[INPUT FOR THIS TASK Boundary: Start]

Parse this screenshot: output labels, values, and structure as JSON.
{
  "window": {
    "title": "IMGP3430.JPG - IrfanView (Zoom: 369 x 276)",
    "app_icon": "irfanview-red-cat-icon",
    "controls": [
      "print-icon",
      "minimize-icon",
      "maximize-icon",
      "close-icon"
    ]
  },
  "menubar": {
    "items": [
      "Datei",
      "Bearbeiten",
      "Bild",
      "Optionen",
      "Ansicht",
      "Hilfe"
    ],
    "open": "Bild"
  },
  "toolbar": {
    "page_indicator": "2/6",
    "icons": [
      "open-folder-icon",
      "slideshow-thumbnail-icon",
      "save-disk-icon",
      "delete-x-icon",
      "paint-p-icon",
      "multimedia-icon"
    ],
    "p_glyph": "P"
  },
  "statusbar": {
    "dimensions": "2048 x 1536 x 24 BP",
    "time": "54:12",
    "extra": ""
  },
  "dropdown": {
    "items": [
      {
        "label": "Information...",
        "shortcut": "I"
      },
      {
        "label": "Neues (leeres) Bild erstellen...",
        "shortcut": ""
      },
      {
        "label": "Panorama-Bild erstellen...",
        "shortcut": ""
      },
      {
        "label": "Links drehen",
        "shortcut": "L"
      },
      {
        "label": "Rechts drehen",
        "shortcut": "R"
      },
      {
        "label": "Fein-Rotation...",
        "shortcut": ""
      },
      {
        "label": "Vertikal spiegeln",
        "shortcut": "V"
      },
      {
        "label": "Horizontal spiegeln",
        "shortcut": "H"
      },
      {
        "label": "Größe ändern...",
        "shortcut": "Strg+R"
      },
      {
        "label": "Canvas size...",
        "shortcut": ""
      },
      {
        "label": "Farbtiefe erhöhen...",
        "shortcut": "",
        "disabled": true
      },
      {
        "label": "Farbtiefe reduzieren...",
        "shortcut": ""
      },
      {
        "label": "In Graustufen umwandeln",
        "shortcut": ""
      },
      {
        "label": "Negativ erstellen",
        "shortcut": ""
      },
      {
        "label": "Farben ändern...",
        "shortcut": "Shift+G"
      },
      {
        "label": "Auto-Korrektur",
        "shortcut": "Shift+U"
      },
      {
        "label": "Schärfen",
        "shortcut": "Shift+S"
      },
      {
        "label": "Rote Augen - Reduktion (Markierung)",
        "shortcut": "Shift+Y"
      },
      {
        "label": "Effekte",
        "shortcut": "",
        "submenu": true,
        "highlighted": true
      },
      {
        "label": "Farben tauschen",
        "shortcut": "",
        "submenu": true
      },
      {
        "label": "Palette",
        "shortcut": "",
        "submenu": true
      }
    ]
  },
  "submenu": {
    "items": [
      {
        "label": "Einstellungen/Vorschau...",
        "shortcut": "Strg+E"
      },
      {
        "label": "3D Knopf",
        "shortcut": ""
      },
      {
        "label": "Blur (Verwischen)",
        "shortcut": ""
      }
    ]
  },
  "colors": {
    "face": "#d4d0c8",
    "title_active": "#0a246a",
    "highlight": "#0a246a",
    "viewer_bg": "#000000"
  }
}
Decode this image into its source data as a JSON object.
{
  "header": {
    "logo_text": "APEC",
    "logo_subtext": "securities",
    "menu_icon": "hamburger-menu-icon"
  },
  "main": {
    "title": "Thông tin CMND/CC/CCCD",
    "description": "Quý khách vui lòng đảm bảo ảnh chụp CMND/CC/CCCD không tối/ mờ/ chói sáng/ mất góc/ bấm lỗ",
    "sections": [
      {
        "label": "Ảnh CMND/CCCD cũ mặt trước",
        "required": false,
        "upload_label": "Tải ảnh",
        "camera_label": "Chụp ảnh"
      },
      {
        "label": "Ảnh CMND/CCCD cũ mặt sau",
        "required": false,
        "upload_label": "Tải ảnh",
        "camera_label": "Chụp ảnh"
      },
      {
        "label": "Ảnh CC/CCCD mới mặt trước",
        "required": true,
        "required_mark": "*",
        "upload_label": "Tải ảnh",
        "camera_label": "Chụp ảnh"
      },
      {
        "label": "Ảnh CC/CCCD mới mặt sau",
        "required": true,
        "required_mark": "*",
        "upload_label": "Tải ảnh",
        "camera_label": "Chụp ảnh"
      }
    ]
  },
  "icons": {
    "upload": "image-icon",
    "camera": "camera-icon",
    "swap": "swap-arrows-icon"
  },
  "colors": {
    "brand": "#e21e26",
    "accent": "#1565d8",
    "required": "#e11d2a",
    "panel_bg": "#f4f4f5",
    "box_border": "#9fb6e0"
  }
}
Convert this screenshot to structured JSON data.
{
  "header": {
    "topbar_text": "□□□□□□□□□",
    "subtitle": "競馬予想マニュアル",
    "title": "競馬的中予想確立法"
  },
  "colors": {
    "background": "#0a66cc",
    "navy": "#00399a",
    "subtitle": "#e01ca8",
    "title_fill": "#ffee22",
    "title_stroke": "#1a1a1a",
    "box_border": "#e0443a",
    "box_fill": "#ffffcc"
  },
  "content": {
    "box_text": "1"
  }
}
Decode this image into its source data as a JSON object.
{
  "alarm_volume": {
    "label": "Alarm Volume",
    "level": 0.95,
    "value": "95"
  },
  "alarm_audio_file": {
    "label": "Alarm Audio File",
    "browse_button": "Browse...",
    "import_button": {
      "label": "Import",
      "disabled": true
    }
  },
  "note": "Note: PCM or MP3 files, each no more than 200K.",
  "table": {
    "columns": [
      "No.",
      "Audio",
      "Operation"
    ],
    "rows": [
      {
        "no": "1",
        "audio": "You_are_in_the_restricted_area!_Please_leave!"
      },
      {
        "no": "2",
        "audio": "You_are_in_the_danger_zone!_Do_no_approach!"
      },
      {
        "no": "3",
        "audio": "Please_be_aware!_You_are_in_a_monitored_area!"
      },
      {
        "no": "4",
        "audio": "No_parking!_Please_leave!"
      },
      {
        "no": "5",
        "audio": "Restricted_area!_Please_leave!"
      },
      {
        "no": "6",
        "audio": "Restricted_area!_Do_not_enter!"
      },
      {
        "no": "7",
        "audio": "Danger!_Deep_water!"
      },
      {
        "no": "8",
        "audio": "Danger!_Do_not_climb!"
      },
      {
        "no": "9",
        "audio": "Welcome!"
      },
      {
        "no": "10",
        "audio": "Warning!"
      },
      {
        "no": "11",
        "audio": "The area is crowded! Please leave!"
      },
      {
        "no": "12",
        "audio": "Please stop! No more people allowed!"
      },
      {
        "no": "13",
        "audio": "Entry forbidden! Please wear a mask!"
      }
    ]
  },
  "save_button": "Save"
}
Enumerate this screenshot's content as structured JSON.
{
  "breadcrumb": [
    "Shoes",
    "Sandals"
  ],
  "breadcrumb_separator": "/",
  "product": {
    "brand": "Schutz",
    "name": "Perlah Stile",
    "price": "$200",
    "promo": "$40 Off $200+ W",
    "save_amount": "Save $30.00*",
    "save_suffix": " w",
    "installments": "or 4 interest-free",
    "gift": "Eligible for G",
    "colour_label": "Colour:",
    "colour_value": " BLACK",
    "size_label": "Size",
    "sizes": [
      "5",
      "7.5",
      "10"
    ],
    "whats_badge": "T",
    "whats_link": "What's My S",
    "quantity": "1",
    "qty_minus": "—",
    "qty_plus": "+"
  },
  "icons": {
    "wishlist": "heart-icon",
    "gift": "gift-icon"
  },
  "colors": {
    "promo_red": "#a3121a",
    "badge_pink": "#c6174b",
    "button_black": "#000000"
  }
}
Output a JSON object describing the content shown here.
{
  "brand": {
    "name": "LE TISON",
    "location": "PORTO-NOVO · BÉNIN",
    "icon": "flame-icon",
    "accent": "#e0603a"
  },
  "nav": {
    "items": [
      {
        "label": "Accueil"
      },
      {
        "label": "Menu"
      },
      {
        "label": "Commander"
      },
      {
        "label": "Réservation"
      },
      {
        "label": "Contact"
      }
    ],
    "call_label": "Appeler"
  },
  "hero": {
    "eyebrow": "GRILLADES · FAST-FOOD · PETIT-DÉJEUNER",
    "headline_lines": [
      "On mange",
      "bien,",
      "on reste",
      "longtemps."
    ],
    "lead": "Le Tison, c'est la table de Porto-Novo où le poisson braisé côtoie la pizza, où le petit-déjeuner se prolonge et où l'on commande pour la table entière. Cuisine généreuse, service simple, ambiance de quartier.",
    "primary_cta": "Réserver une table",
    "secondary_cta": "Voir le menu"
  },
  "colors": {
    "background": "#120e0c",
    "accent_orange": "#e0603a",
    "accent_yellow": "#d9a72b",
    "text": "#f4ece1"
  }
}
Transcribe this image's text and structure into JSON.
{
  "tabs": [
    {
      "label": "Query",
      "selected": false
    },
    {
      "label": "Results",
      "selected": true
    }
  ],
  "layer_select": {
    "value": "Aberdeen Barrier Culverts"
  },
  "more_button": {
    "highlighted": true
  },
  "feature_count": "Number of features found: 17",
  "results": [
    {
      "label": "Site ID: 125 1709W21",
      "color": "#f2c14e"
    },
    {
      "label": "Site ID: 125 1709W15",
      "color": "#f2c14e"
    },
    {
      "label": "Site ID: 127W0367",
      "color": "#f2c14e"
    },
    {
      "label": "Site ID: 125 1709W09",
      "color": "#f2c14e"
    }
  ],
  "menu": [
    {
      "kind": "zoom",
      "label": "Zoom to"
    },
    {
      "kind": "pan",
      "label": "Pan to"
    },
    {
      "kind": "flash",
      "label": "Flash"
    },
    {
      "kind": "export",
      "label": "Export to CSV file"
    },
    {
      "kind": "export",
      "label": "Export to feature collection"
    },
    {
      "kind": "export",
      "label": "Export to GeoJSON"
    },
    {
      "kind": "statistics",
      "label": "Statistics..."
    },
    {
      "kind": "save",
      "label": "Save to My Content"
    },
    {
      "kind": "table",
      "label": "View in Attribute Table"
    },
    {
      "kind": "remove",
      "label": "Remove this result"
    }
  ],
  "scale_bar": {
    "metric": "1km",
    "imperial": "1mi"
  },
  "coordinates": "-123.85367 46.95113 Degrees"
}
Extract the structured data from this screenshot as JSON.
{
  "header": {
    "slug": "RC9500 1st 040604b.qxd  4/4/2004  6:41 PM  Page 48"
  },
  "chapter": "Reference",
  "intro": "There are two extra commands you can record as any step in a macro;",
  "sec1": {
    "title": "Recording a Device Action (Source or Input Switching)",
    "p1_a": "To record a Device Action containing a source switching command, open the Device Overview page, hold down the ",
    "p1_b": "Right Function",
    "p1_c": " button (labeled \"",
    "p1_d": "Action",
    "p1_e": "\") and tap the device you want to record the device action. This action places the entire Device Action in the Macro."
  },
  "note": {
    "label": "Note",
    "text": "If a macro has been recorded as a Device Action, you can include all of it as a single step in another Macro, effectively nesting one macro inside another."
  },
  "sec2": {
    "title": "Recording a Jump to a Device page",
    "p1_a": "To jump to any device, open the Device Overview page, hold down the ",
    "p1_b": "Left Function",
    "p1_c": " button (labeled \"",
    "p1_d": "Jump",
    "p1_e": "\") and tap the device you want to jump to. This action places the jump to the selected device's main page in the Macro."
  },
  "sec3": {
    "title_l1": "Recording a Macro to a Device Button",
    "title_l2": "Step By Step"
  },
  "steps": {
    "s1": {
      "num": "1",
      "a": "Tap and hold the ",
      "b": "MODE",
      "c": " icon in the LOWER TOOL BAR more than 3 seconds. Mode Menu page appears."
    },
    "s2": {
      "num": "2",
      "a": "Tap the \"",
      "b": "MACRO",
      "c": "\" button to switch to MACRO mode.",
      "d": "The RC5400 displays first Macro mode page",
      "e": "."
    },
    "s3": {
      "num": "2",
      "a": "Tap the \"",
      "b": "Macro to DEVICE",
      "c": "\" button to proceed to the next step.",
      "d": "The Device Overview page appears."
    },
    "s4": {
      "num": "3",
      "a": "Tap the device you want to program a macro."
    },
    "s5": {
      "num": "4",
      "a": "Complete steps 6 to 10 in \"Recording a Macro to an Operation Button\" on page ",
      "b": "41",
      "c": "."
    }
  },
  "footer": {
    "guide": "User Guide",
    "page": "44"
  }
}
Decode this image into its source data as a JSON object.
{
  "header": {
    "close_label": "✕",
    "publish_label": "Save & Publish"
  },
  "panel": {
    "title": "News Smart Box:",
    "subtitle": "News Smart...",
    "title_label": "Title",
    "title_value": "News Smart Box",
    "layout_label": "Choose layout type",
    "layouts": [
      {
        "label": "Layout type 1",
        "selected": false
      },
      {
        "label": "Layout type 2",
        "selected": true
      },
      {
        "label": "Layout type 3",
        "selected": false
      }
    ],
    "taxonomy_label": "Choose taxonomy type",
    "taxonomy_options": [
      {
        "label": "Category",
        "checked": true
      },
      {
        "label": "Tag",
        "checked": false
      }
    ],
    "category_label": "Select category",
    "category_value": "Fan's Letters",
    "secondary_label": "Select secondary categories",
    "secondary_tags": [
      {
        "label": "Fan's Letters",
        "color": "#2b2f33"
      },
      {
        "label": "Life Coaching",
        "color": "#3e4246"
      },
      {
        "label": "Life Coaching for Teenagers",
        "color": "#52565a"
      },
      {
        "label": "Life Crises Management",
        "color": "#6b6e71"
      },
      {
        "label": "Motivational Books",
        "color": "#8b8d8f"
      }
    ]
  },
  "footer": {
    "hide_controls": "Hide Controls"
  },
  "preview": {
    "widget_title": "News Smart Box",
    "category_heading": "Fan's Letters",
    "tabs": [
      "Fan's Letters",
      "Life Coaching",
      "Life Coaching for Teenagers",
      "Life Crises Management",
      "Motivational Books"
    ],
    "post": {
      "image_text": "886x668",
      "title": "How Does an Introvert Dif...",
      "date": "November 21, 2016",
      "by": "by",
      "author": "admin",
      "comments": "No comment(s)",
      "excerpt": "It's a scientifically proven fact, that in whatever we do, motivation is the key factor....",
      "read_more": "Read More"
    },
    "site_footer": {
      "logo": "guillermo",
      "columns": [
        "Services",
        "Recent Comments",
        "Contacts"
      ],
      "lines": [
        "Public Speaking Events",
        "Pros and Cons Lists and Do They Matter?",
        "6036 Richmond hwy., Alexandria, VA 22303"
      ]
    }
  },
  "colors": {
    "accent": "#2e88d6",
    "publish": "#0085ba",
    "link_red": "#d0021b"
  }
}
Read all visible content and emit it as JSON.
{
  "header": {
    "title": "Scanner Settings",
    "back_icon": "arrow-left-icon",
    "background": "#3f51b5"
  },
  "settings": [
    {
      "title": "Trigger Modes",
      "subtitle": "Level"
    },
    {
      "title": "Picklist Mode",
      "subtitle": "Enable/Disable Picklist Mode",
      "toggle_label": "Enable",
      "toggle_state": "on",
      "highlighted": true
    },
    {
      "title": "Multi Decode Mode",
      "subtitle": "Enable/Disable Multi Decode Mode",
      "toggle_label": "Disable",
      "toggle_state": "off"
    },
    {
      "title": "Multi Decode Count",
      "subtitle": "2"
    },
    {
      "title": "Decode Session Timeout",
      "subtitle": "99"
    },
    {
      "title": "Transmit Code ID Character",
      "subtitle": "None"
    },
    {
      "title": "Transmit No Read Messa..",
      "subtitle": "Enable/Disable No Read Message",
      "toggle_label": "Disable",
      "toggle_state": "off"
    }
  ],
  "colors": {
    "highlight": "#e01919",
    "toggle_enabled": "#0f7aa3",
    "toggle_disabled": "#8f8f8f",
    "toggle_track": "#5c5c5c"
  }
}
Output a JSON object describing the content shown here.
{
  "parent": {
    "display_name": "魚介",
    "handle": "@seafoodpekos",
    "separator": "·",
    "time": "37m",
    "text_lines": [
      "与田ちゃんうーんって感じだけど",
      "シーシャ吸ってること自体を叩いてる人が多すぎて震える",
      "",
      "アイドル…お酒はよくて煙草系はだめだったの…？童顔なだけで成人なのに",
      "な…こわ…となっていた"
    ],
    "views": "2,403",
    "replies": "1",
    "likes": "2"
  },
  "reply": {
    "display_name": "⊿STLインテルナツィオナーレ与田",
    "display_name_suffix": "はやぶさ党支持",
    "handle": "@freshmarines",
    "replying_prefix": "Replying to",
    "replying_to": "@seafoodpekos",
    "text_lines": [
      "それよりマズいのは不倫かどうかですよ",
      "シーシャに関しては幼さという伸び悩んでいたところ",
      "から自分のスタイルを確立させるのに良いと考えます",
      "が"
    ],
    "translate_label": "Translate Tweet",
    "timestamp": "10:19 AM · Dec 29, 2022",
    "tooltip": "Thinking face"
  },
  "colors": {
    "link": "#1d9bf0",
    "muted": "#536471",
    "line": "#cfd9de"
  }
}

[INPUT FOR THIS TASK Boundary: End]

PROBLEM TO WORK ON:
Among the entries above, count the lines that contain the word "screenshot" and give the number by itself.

ANSWER BOX:
4